  • Impact of COVID-19 on Work and Living Spaces

  • Community and Connection in Residential Spaces

  • Integration of Technology in Real Estate

  • Financial Innovation in Housing

  • Challenges and Opportunities in Urban Development


Chapters

  • Vision for Transforming Residential Real Estate

  • Post-COVID Shifts in Work and Home Dynamics

  • Fostering Community in Living Spaces

  • Technological Enhancements in Residential Experiences

  • New Financial Models in Residential Real Estate

  • Navigating Urban Development Challenges and Prospects


Summary

The podcast transcript titled "Disrupting the World's Largest Asset Class with Adam Neumann" presents a comprehensive dialogue featuring Adam Neumann, the co-founder of WeWork, who now spearheads a new venture called Flow. The discussion revolves around his innovative vision for transforming the real estate industry, particularly the residential sector, by integrating community-building, technological advancements, and financial innovations.


Reimagining Residential Real Estate:

Adam Neumann's primary focus is redefining the residential real estate experience. His venture, Flow, aims to revolutionize how people live in urban environments by fostering a sense of community and belonging among residents. Neumann envisions a living experience that extends beyond the traditional confines of home, incorporating elements of design, technology, and shared experiences to create a more fulfilling and connected lifestyle for residents.


Impact of COVID-19 on Work and Living Spaces:

The transcript delves into the significant changes brought about by the COVID-19 pandemic in the realms of work and living. Neumann discusses the accelerated shift towards remote working and its implications for residential real estate. This transition has led to a reevaluation of the functionality and design of living spaces, with a growing emphasis on flexibility, comfort, and the integration of work and life.


Community and Connection in Residential Spaces:

A central theme in Neumann's vision is the importance of community and human connection. He advocates for a transformation in how residential buildings are structured, moving away from isolated living units to spaces that encourage interaction and foster a sense of community among residents. The aim is to create environments where people feel more connected, supported, and engaged with their neighbors.


Integration of Technology in Real Estate:

Neumann also highlights the critical role of technology in enhancing the residential living experience. From streamlining rental processes to improving building maintenance and offering innovative resident services, technology is seen as a key enabler in making residential living more efficient, convenient, and enjoyable.


Financial Innovation in Housing:

A significant aspect of Neumann's approach is the introduction of new financial models in the housing market. He envisions a system where residents can share in the value creation of their living spaces, challenging the traditional renter-landlord dynamic. This model aims to provide residents with a sense of ownership and a financial stake in their homes.


Challenges and Opportunities in Urban Development:

Finally, the transcript touches upon the broader challenges and opportunities in urban development.

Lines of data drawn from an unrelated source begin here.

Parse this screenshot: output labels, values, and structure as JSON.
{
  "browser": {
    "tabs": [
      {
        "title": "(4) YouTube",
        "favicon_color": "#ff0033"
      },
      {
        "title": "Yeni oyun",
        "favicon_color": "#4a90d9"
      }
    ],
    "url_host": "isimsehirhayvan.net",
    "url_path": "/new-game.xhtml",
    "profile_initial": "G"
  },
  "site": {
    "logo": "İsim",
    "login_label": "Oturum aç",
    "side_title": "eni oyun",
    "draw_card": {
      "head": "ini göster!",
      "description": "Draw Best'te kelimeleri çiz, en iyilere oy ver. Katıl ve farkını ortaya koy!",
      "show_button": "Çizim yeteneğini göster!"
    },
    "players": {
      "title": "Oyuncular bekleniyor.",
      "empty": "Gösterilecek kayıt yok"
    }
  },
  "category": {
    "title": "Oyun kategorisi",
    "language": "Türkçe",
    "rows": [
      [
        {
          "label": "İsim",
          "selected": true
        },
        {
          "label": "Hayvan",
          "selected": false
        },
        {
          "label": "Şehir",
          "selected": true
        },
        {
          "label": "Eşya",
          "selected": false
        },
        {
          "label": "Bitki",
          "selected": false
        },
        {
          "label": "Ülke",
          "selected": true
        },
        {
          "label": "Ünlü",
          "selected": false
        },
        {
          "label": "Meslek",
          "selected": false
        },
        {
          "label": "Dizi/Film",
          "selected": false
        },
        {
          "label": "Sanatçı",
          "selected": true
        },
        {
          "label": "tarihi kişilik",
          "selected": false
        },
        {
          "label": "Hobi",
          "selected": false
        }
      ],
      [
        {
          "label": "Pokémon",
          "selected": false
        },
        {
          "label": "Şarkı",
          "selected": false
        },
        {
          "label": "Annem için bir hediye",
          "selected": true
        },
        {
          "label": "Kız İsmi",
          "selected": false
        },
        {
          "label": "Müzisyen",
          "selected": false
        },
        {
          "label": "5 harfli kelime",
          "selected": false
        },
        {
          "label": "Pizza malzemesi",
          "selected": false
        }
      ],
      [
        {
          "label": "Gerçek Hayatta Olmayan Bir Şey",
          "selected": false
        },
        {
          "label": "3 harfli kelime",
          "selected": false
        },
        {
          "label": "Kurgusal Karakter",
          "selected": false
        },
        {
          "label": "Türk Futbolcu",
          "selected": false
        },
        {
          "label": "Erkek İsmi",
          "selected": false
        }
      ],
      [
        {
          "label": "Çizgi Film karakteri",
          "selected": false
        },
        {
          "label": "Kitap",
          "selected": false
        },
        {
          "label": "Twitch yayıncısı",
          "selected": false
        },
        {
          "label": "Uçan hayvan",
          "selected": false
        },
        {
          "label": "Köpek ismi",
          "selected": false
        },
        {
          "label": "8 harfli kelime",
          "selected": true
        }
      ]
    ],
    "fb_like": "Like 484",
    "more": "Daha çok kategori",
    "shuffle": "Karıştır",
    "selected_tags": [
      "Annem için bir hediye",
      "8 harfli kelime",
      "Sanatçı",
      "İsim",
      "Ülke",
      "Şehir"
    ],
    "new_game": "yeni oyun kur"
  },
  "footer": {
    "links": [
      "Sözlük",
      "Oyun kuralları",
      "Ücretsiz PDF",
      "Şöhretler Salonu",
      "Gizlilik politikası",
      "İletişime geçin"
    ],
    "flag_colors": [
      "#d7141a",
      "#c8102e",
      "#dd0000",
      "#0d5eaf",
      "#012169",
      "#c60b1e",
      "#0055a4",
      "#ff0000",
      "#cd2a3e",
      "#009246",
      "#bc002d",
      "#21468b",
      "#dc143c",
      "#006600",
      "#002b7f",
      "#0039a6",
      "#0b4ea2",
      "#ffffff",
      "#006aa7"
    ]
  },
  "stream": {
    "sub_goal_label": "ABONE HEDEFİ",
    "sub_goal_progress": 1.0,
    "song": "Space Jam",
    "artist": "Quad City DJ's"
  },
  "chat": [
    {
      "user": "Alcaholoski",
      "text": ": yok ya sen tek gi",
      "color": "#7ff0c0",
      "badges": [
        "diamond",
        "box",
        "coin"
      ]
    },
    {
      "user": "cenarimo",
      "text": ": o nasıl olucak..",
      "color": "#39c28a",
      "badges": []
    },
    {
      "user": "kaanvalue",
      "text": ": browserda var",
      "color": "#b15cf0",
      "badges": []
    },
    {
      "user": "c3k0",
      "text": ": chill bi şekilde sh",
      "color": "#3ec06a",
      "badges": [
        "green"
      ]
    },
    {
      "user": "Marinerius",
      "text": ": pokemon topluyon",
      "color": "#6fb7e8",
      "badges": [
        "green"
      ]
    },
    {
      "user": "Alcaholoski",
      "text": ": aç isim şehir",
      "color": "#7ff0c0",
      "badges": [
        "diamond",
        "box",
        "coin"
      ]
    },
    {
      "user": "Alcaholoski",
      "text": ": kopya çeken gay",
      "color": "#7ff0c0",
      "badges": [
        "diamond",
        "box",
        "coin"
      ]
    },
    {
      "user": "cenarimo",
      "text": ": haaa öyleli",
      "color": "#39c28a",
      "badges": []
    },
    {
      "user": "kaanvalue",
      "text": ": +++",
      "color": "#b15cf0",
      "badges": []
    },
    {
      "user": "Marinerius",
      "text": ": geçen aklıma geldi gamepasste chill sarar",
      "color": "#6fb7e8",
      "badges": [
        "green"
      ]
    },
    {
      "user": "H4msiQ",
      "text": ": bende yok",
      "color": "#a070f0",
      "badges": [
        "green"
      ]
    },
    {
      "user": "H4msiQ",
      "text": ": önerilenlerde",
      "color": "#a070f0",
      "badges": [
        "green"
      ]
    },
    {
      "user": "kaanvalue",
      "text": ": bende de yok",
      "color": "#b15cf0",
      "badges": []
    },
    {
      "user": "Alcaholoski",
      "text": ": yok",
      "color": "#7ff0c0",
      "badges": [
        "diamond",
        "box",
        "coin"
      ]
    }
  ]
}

Neumann discusses issues like zoning laws, the role of government in housing, and the need for innovative solutions to address housing shortages and improve urban living.


In summary, "Disrupting the World's Largest Asset Class with Adam Neumann" provides a detailed look into Neumann's ambitious plan to transform the residential real estate sector. His vision encompasses a holistic approach that combines community building, technological innovation, and financial restructuring to redefine the urban living experience.